has been written over the years about the correct way to install PL259
connectors on coaxial cable. Entire flame wars have taken place on the
internet and on-air about this delicate and often confusing topic.
Regardless of the method used connector failures almost always are
the result of bad solder work. To weld the braid side of the coax to the
connector is neither simple nor ordinary soldering. Probably a third or
more PL259s I've replaced had bad connections to the braid.
However, there is an easy way to install these connectors that
totally eliminates the need to solder braid or solder to the connector
housing. This greatly reduces the risk of cold solder or overheat damage
to the coax.
project was to make a patch cord to go between my radio and SWR meter,
which is hooked up only for testing. To make handling things easier I
decided to use .6 meter (2 feet) of RG8-X coax which is about half the
diameter of RG8. I thus needed an adapter for the PL259 Connectors used
to hook to my radio and SWR Meter.
The connectors and the required adapters are shown at the left. The
smaller adapter tubes screw into the back of the connectors to take up
the size difference in the cables. There are adapters for several cable
sizes, make sure you get the right ones for your coax.
1: Strip the outer insulation of the coax for about 3/4" (the length of
the adapter tube).
2: Flip the exposed braid back over the insulated part of the coax. Be
careful doing this as the braid has to lay smoothly over the coax or the
next step will be impossible.
Step 3: Force the coax into the adapter so that the braid is
inside the tube as shown.
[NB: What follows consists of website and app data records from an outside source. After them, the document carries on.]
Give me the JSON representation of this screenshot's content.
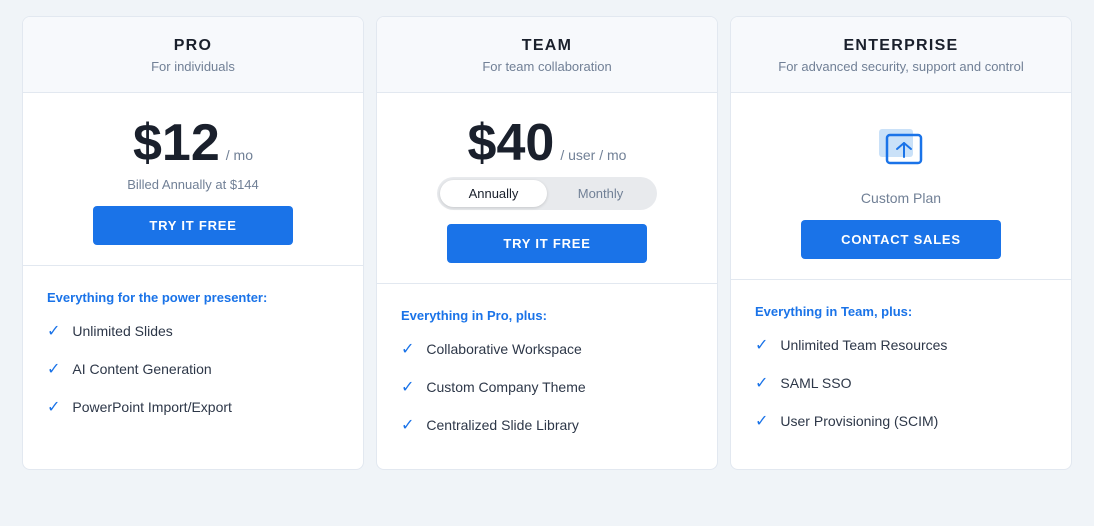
{
  "plans": [
    {
      "id": "pro",
      "name": "PRO",
      "tagline": "For individuals",
      "price": "$12",
      "price_period": "/ mo",
      "billed_note": "Billed Annually at $144",
      "cta_label": "TRY IT FREE",
      "cta_type": "try",
      "features_heading": "Everything for the power presenter:",
      "features": [
        "Unlimited Slides",
        "AI Content Generation",
        "PowerPoint Import/Export"
      ]
    },
    {
      "id": "team",
      "name": "TEAM",
      "tagline": "For team collaboration",
      "price": "$40",
      "price_period": "/ user / mo",
      "billed_note": "",
      "cta_label": "TRY IT FREE",
      "cta_type": "try",
      "toggle": {
        "option1": "Annually",
        "option2": "Monthly",
        "active": "Annually"
      },
      "features_heading": "Everything in Pro, plus:",
      "features": [
        "Collaborative Workspace",
        "Custom Company Theme",
        "Centralized Slide Library"
      ]
    },
    {
      "id": "enterprise",
      "name": "ENTERPRISE",
      "tagline": "For advanced security, support and control",
      "price": null,
      "price_period": null,
      "billed_note": null,
      "cta_label": "CONTACT SALES",
      "cta_type": "contact",
      "custom_plan_label": "Custom Plan",
      "features_heading": "Everything in Team, plus:",
      "features": [
        "Unlimited Team Resources",
        "SAML SSO",
        "User Provisioning (SCIM)"
      ]
    }
  ]
}
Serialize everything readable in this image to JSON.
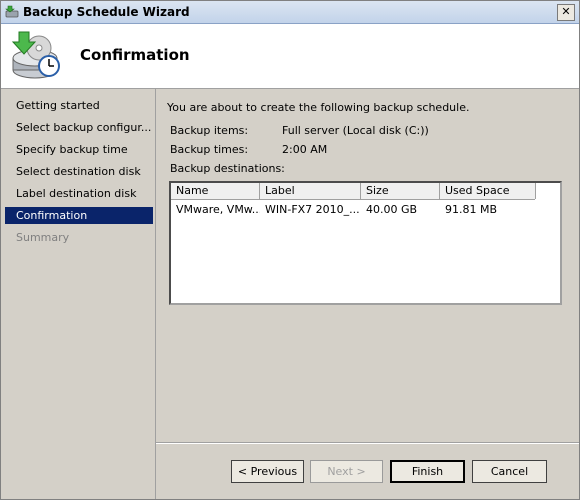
{
  "window": {
    "title": "Backup Schedule Wizard",
    "close_label": "✕"
  },
  "header": {
    "title": "Confirmation",
    "icon": "backup-drive-clock-icon"
  },
  "steps": [
    {
      "label": "Getting started",
      "state": "normal"
    },
    {
      "label": "Select backup configur...",
      "state": "normal"
    },
    {
      "label": "Specify backup time",
      "state": "normal"
    },
    {
      "label": "Select destination disk",
      "state": "normal"
    },
    {
      "label": "Label destination disk",
      "state": "normal"
    },
    {
      "label": "Confirmation",
      "state": "active"
    },
    {
      "label": "Summary",
      "state": "disabled"
    }
  ],
  "content": {
    "intro": "You are about to create the following backup schedule.",
    "backup_items_label": "Backup items:",
    "backup_items_value": "Full server (Local disk (C:))",
    "backup_times_label": "Backup times:",
    "backup_times_value": "2:00 AM",
    "destinations_label": "Backup destinations:",
    "columns": [
      "Name",
      "Label",
      "Size",
      "Used Space"
    ],
    "rows": [
      [
        "VMware, VMw...",
        "WIN-FX7 2010_...",
        "40.00 GB",
        "91.81 MB"
      ]
    ]
  },
  "buttons": {
    "previous": "< Previous",
    "next": "Next >",
    "finish": "Finish",
    "cancel": "Cancel"
  }
}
The front edge should be even with the inner
edge of the adapter tube. The easiest way is to treat the coax like it's
threaded and twist the adapter on using downward pressure.
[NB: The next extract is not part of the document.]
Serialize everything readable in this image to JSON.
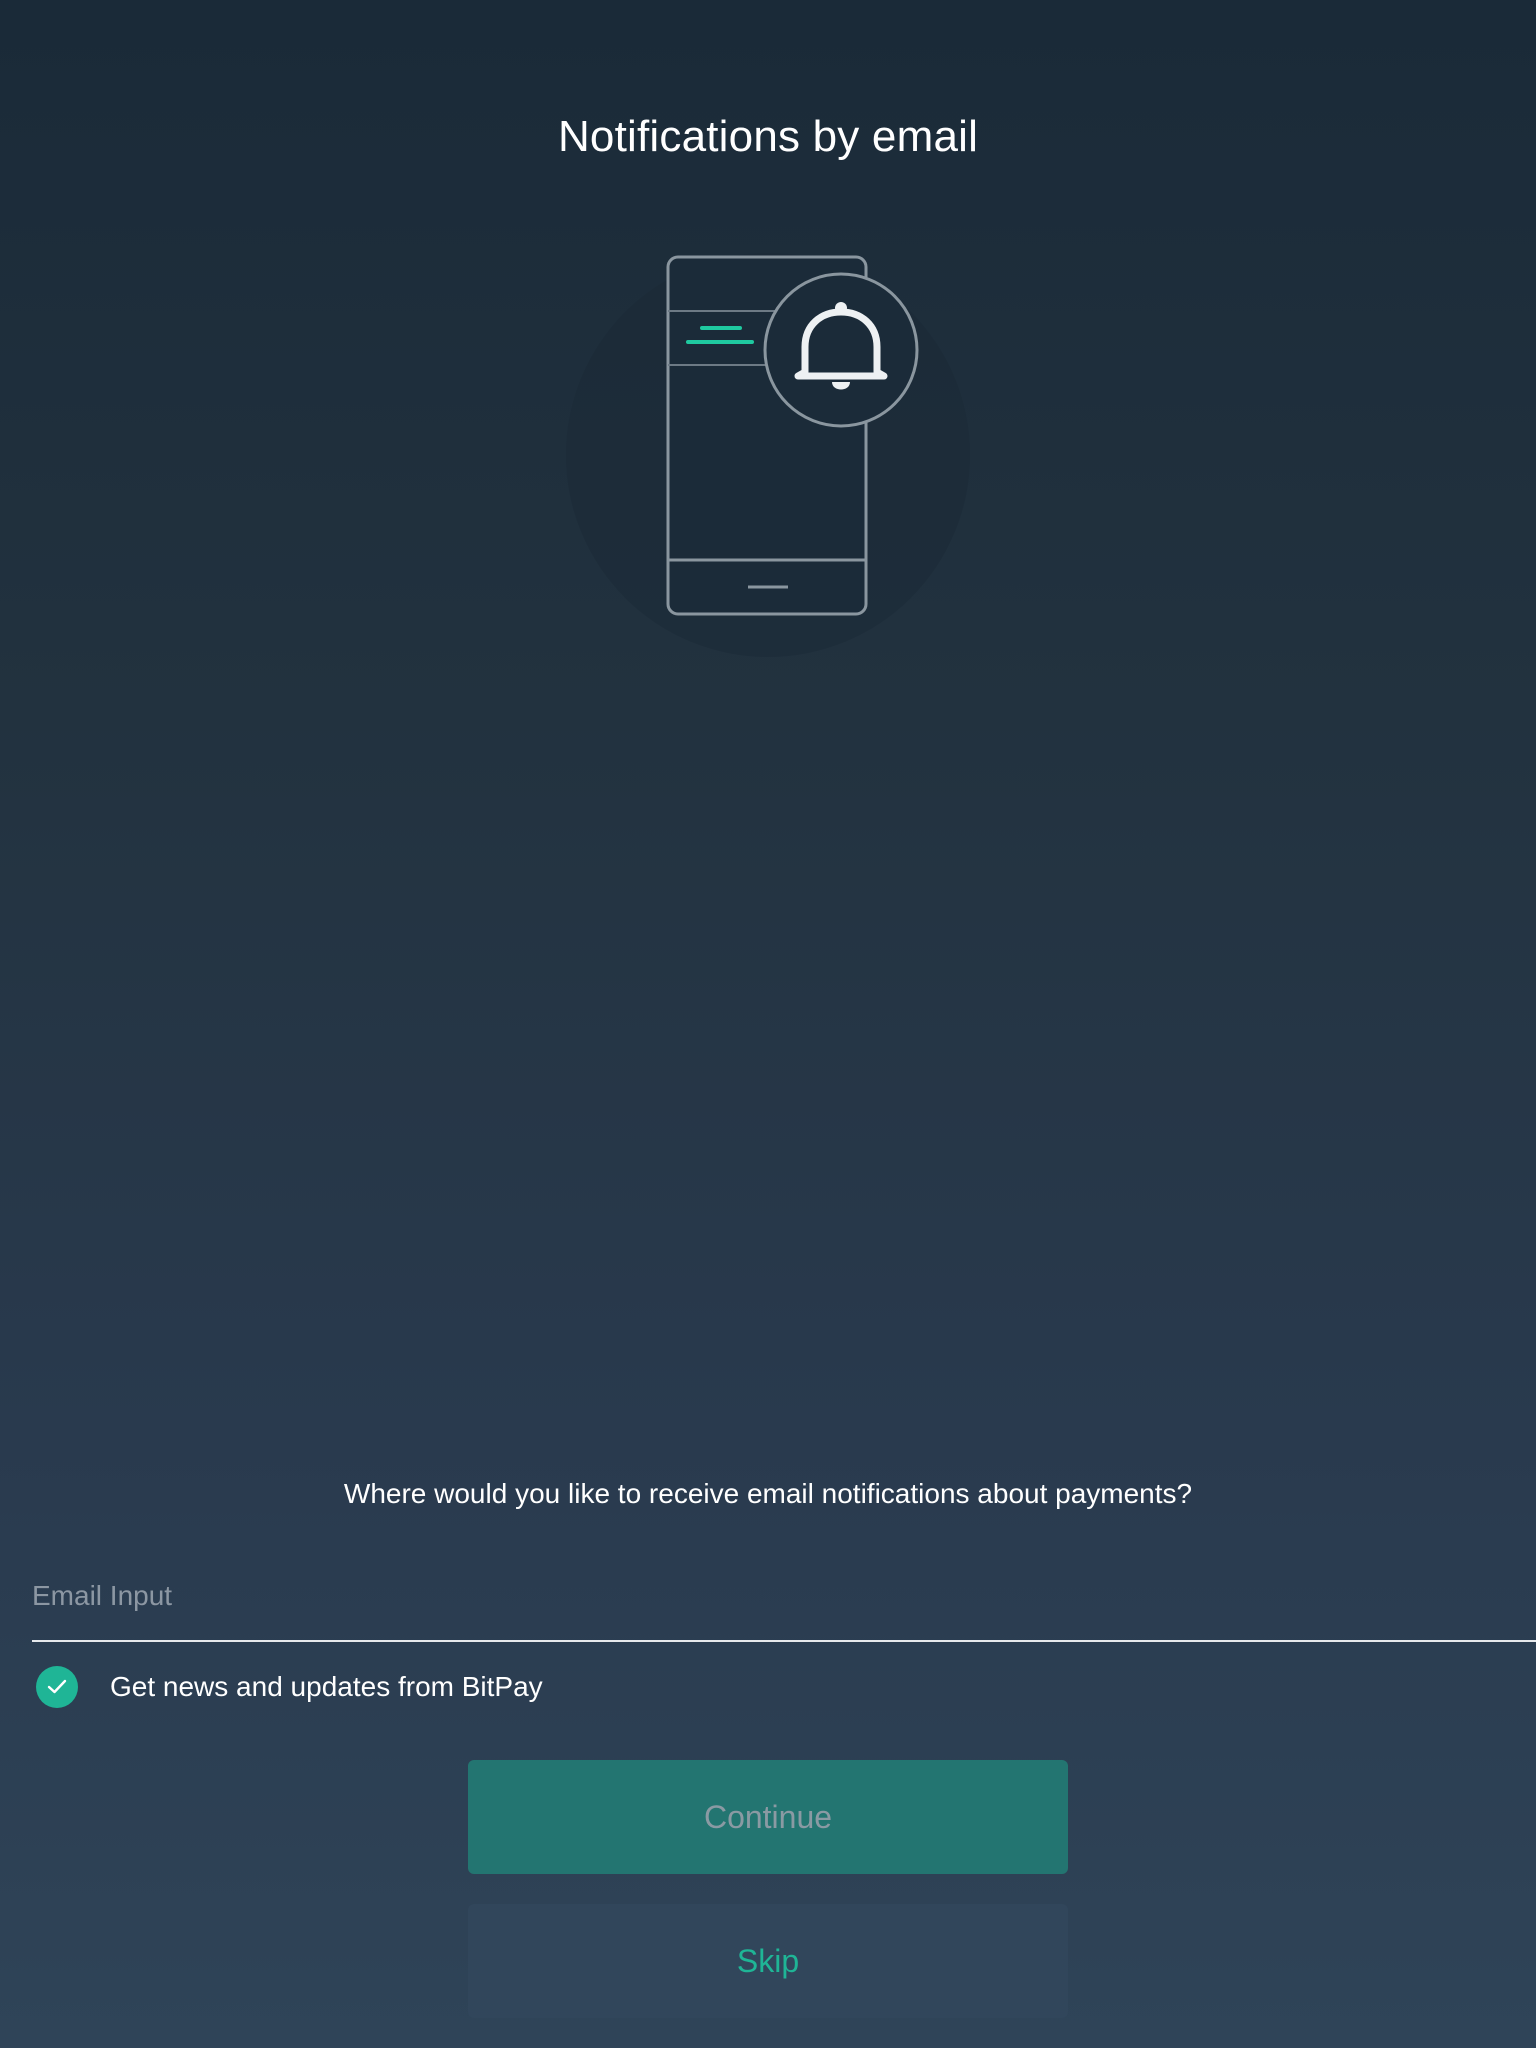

Step 4: Dress the inner conductor of your coax as shown.
There should be only a small amount of the inner insulation left
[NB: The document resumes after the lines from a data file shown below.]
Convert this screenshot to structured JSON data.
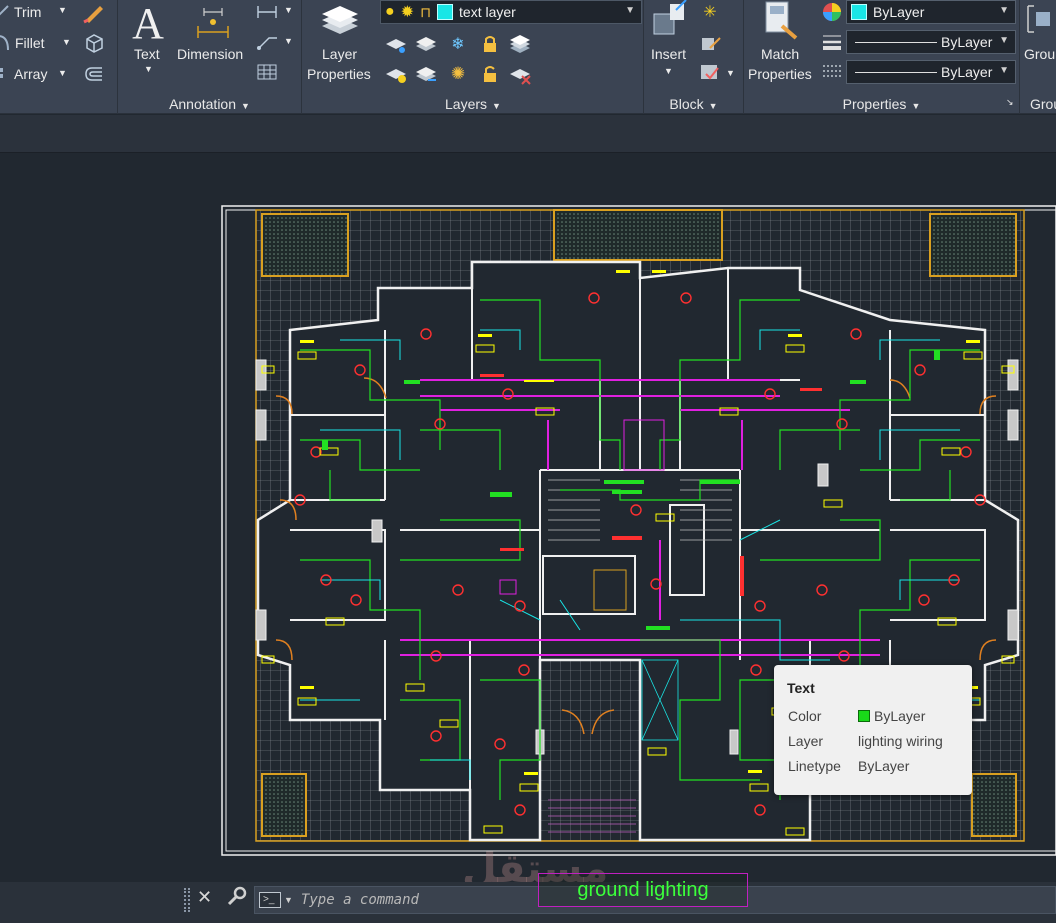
{
  "ribbon": {
    "modify": {
      "trim": "Trim",
      "fillet": "Fillet",
      "array": "Array"
    },
    "annotation": {
      "label": "Annotation",
      "text_button": "Text",
      "dimension_button": "Dimension"
    },
    "layers": {
      "label": "Layers",
      "layer_properties": [
        "Layer",
        "Properties"
      ],
      "current_layer": "text  layer",
      "current_layer_color": "#19e6e6"
    },
    "block": {
      "label": "Block",
      "insert": "Insert"
    },
    "properties": {
      "label": "Properties",
      "match_properties": [
        "Match",
        "Properties"
      ],
      "color": "ByLayer",
      "lineweight": "ByLayer",
      "linetype": "ByLayer"
    },
    "groups": {
      "label": "Grou",
      "group_button": "Grou"
    }
  },
  "tooltip": {
    "title": "Text",
    "rows": [
      {
        "key": "Color",
        "value": "ByLayer",
        "swatch": "#19d819"
      },
      {
        "key": "Layer",
        "value": "lighting wiring"
      },
      {
        "key": "Linetype",
        "value": "ByLayer"
      }
    ]
  },
  "command": {
    "placeholder": "Type a command"
  },
  "drawing": {
    "hover_label": "ground lighting",
    "watermark": "مستقل"
  },
  "colors": {
    "ribbon_bg": "#3b4453",
    "canvas_bg": "#212830",
    "wire_green": "#22e022",
    "wire_cyan": "#19e6e6",
    "wire_magenta": "#e020e0",
    "label_yellow": "#ffff00",
    "wall_white": "#f0f0f0",
    "column_red": "#ff3030",
    "border_orange": "#d9a020"
  }
}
projecting forward from the end of the adapter. Tin but do not cut the
center conductor at this time.
Step 5: Assemble the connector. First slip the threaded
outer sleeve over the cable. Next making sure the center wire goes
through the center pin of the connector, screw the adapter into the back
of the connector housing. Tighten the adapter with pliers. Finally,
solder the wire into the connector's center pin.
Step 6: Clip away the excess center wire and spin the outer
ring forward over the connector housing and the connector is now ready
All I had to do was repeat this on the other end of the coax and my
patch cord was complete. I performed 2 final checks... First, I tested
the cable for shorts and continuity with an ohmmeter then, to be extra
sure, I hooked it up between a dummy load and my SWR meter and tested it
at 50 watts. I got a 1:1 SWR, telling me the cable is good.
A similar process can be used with full size RG8 cable as well.
- Strip off 3/4" of outer insulation.
- Fold the braid back over the coax.
- Cut away the inner insulation close to the edge of the braid,
exposing the center wire.
- Tin but do not cut the center wire at this time.
- Slip the outer ring onto the coax.
- Twist the connector housing onto the coax, over the exposed braid.
- Solder the center pin and cut away the excess wire.
- Bring the outer ring forward and you're done.
I've come to trust this method and it's very simple. Yes it's
cheating, but it does work. I've done CB, Amateur and other
installations this way and while I still had the occasional connector
failure, I'm confident I had fewer than I would by relying on a solder
spot through the side of the connector housing for my grounds.
It works, it's easy... give it a try!